▸ What the task requires
Lines in the data below that contain the word "Rudder" are to be copied.

▸ Material to process
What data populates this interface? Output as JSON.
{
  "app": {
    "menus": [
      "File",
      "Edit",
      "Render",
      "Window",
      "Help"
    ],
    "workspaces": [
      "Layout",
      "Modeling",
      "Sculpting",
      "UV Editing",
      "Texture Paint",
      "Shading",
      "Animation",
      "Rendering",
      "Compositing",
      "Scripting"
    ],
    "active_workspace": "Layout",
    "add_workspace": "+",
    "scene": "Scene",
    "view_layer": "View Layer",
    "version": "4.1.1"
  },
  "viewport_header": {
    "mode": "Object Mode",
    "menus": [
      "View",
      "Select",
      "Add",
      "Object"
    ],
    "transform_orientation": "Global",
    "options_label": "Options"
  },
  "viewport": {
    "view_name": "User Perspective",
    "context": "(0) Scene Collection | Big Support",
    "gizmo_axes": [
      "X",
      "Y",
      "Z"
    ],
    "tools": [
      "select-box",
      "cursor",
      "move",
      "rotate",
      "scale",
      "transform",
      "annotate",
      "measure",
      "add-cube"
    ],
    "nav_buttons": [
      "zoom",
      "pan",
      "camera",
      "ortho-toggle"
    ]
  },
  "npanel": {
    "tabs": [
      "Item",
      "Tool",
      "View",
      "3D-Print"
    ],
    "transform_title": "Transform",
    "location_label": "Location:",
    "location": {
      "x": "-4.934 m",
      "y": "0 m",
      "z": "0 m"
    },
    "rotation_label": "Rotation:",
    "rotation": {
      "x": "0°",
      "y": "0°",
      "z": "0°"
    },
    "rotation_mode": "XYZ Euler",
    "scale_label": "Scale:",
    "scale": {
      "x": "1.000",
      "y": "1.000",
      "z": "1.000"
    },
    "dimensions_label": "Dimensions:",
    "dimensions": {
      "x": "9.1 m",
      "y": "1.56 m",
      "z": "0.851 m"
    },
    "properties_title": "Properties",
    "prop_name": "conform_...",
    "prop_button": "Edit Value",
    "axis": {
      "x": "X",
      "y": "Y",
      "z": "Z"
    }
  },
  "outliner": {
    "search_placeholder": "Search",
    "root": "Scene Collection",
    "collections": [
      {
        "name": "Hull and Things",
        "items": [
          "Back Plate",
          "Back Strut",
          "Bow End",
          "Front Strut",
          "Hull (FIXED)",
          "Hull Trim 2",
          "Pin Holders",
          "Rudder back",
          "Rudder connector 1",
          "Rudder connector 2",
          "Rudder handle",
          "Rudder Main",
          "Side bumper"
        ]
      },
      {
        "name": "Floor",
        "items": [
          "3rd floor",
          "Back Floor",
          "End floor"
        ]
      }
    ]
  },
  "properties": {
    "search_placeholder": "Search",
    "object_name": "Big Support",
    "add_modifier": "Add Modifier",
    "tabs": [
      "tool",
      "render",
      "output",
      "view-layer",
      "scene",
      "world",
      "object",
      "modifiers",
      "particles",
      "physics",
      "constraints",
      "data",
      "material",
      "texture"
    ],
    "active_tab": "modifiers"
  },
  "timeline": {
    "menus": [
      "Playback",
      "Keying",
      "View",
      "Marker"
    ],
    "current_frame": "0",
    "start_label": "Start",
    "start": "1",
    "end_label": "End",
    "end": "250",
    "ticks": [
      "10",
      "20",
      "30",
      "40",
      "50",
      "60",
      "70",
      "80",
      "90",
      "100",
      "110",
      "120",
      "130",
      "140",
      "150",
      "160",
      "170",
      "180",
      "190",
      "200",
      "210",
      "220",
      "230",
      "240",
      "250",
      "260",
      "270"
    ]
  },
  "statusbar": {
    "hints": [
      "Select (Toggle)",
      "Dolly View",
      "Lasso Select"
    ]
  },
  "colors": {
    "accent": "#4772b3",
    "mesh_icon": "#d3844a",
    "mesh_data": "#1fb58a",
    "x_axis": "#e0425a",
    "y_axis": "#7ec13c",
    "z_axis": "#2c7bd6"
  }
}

▸ Written response
          "Rudder back",
          "Rudder connector 1",
          "Rudder connector 2",
          "Rudder handle",
          "Rudder Main",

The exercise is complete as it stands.